For the entries below, state how many lines contain the word "Allow" and add nothing else.
### Data for the task
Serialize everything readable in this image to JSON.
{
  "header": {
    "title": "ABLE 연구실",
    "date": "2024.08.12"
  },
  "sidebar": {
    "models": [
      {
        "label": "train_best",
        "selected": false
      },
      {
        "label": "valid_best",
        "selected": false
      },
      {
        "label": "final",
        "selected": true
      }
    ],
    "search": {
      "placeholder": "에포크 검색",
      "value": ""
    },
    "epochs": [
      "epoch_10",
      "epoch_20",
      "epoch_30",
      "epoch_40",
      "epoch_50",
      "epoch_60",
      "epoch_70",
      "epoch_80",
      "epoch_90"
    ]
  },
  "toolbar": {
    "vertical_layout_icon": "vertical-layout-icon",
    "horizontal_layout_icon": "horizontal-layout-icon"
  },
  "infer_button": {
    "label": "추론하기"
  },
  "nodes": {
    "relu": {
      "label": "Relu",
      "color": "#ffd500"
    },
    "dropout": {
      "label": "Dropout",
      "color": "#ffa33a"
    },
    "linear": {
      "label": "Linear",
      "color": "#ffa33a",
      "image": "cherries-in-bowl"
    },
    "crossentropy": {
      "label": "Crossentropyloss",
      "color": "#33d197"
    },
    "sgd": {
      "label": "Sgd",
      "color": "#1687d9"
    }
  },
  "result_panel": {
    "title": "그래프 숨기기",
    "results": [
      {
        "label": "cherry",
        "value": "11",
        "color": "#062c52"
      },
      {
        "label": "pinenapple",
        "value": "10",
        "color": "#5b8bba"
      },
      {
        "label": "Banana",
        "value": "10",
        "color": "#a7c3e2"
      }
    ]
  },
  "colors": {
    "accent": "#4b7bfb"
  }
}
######
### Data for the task
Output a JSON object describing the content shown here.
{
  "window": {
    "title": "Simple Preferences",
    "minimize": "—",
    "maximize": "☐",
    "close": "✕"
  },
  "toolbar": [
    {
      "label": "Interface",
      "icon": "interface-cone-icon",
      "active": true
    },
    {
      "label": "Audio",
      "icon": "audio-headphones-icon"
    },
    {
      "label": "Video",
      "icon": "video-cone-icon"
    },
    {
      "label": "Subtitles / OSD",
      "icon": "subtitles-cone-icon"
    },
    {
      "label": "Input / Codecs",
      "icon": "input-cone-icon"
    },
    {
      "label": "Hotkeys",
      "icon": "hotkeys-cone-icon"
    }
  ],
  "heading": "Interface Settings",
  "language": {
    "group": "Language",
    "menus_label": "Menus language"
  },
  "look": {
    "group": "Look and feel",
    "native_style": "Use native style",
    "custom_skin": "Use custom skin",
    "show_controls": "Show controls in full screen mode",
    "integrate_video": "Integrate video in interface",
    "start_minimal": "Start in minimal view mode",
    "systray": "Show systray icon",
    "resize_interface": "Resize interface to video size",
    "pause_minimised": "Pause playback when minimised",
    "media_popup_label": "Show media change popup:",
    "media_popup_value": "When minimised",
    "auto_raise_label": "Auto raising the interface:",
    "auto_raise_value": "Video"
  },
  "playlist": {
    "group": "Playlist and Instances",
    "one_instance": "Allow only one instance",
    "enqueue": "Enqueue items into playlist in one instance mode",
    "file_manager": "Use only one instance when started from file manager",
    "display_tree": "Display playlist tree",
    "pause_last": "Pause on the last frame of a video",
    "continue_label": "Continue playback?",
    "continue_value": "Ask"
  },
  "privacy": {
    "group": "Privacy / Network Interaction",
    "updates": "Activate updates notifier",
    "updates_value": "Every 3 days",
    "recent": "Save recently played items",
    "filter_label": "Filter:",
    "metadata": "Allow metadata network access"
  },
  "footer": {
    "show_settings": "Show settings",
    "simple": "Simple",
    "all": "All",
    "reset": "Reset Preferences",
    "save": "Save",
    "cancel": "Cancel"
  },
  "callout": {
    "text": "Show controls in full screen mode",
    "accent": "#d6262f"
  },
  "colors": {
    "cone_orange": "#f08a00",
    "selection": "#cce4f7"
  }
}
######
Final answer: 2